Worldwide processor shipments are forecast to reach 1,5-billion units by the end of this year, up a robust 24% from 1,21-billion in 2012. Although third-quarter numbers have yet to be finalized and fourth-quarter figures reflect best estimates at this point, the business as a whole will show that each quarter this year will have enjoyed a significant rise in volume compared to every quarter in 2012.
The first half of the year, in particular, yielded solid growth, up 27% in the first quarter on an annual basis, and up 24% in the second quarter.
Meanwhile, expansion in the third quarter is anticipated at 19%, while growth in the fourth-quarter is forecast to come in at 24%.
The processors being counted include the traditional chips implanted at the heart of machines like desktop PCs and servers, as well as mobile counterparts used in notebook computers, smartphones and tablets. Mobile versions, in turn, include standalone application processors as well as System-on-Chips that combine a baseband processor together with the application processor.

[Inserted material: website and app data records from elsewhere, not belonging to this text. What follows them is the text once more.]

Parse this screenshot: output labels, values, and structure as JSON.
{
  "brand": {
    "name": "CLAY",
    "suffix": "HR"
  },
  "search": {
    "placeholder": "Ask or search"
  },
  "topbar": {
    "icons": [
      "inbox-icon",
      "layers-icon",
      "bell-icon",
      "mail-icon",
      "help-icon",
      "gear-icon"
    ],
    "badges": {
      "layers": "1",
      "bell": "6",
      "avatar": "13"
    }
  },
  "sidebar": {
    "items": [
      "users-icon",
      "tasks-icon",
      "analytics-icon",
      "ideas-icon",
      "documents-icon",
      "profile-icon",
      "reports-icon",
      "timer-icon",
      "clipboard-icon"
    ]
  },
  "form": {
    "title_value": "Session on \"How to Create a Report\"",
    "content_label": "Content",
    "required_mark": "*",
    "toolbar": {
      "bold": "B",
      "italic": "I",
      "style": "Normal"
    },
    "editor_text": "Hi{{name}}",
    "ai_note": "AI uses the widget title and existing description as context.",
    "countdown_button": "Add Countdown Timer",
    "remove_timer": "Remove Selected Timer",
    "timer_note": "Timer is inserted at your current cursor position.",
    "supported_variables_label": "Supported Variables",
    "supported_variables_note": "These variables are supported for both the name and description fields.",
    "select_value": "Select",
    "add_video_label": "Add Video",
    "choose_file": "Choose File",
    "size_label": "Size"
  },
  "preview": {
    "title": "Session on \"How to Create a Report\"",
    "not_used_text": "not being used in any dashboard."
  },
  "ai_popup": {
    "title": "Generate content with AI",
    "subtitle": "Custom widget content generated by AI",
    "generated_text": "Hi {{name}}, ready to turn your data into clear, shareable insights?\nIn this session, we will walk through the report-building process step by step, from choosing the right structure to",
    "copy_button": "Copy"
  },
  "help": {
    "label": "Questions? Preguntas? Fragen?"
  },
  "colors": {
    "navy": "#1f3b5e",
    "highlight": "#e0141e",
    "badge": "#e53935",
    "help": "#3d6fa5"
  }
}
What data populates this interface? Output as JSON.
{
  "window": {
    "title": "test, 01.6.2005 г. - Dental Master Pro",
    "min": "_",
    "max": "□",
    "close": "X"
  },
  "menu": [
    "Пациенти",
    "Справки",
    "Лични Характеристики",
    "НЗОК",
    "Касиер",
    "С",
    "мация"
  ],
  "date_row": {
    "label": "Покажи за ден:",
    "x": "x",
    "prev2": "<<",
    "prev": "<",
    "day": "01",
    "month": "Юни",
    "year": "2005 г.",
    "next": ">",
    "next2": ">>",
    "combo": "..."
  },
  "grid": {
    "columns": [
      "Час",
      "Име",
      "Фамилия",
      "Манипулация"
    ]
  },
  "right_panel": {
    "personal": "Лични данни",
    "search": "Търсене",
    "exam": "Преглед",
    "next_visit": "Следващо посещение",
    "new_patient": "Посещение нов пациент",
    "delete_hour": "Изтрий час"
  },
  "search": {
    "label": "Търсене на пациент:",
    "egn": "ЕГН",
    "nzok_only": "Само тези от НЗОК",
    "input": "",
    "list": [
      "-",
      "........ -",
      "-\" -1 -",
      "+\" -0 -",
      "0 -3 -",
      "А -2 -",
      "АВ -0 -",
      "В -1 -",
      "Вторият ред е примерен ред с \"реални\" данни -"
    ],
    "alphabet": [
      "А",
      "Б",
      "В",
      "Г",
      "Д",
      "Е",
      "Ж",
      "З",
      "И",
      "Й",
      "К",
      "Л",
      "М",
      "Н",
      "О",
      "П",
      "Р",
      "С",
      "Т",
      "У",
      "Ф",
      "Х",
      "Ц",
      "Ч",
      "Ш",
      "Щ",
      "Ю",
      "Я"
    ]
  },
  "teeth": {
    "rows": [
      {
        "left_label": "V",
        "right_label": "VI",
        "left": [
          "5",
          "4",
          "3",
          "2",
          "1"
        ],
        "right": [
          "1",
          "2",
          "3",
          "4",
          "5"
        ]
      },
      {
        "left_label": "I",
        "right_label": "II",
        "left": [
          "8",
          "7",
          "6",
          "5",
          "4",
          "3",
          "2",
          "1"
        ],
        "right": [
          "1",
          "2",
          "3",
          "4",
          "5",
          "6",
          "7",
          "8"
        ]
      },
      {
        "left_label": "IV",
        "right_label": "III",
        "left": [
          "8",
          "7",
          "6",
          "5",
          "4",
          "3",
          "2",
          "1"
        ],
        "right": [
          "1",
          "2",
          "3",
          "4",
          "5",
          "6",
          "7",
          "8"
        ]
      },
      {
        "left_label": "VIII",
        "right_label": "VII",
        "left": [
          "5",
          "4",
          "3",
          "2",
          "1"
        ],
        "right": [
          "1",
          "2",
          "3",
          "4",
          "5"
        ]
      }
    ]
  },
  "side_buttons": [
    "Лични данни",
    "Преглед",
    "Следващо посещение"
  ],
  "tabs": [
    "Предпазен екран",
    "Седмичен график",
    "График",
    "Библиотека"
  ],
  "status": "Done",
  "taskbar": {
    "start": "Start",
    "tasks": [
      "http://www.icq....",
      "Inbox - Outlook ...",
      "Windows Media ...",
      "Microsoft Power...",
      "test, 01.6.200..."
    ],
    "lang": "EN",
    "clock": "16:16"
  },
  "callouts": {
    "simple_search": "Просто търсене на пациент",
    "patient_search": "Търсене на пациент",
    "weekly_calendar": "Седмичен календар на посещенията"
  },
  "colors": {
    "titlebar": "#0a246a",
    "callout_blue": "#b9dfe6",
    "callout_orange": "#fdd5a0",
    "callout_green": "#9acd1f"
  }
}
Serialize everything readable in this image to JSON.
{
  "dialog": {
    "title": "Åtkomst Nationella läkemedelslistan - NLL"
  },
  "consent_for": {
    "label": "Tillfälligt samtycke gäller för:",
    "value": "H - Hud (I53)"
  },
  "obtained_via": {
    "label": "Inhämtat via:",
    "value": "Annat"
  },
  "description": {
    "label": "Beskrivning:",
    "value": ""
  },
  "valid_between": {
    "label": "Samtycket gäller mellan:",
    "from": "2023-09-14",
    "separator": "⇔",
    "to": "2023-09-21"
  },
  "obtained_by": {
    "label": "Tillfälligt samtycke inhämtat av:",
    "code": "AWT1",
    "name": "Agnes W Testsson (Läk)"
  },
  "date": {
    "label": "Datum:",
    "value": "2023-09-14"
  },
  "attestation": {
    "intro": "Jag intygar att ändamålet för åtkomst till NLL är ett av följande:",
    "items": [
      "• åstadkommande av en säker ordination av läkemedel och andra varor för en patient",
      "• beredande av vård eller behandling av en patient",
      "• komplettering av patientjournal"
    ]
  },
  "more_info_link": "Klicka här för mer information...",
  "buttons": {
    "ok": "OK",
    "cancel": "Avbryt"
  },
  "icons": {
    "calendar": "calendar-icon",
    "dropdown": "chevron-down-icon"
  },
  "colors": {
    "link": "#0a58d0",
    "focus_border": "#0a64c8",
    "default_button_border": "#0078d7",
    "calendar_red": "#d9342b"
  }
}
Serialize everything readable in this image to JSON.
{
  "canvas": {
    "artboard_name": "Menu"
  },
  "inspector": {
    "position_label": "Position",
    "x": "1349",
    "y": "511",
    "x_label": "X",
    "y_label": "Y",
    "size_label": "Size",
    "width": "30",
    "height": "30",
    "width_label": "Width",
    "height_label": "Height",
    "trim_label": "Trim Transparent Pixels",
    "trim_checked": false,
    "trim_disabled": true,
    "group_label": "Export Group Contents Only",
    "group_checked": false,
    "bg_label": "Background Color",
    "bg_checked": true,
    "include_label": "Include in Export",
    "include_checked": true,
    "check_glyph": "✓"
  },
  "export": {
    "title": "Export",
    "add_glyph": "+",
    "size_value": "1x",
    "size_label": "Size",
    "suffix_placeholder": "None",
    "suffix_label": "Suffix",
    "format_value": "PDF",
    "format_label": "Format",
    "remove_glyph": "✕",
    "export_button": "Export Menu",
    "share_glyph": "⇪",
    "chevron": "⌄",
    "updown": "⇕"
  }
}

On the whole, processors serve as the logic unit or the brains of a system, handling digital input according to the instructions stored in the chip’s memory.
Of the four major segments in which processors are used, the PC category was the lone area in which chip shipments every quarter so far this year were generally down from their 2012 equivalents. In the second quarter, for instance, processor shipments for PCs amounted to 84,3-million units, down from 89,9-million a year ago at the same time.
The decline is not surprising, as PCs have struggled against more popular devices like mobile handsets and tablets. Sluggish PC sales, in turn, have affected processors being shipped to the space.
Within the PC segment processor shipments to notebook computers were down 2% on the year, while shipments to desktop PCs were down a much larger 13%.
In the higher-performance sector for servers, processor shipments fared better in growth, with every quarter so far this year posting an increase. Shipments in the second quarter, for instance, rose to 4,8-million units, up from 4,6-million a year ago.
The overall processor market would not be as healthy without the saving presence of smartphones and tablets.
Processor shipments to tablets are particularly vigorous, up from 38,3-million units in the second quarter of 2012 to 53,5-million for the same period this year, equivalent to growth of 40%. Growth in processor shipments to smartphones was only slightly less impressive, up 38% from 147,9-million to 204,2-million.
In tablets, the rise of low-cost devices made in China meant higher profiles for Chinese processor vendors such as Allwinner and Rockchip. The vendors played significant roles not only in the undifferentiated white-box tablet market but also in top-tier levels as they sold to major brands like Hewlett-Packard and Lenovo.
Meanwhile, processors continue to enjoy a strong market in smartphones, where the performance of the processor remains a key feature in the handsets and the competition for processors among brands is fierce. In the first half, for instance, a series of flagship smartphones like the HTC One and the Samsung Galaxy S4 were released, marking high-level implementations for standalone application processors.
Intel rival AMD increased its market share in processor shipments to PCs during the second quarter compared to the first, even though its share of market overall fell on an annual basis. Intel remained the dominant force in PC processors, now at 84% market share overall.
Intel, in particular, is placing high hopes on its latest processor, named Atom, to drive the company’s future. The processor will be in PCs, servers, tablets and smartphones – virtually all key segments of the processor market – where the giant chipmaker is focusing on power efficiency as well as improved computing performance.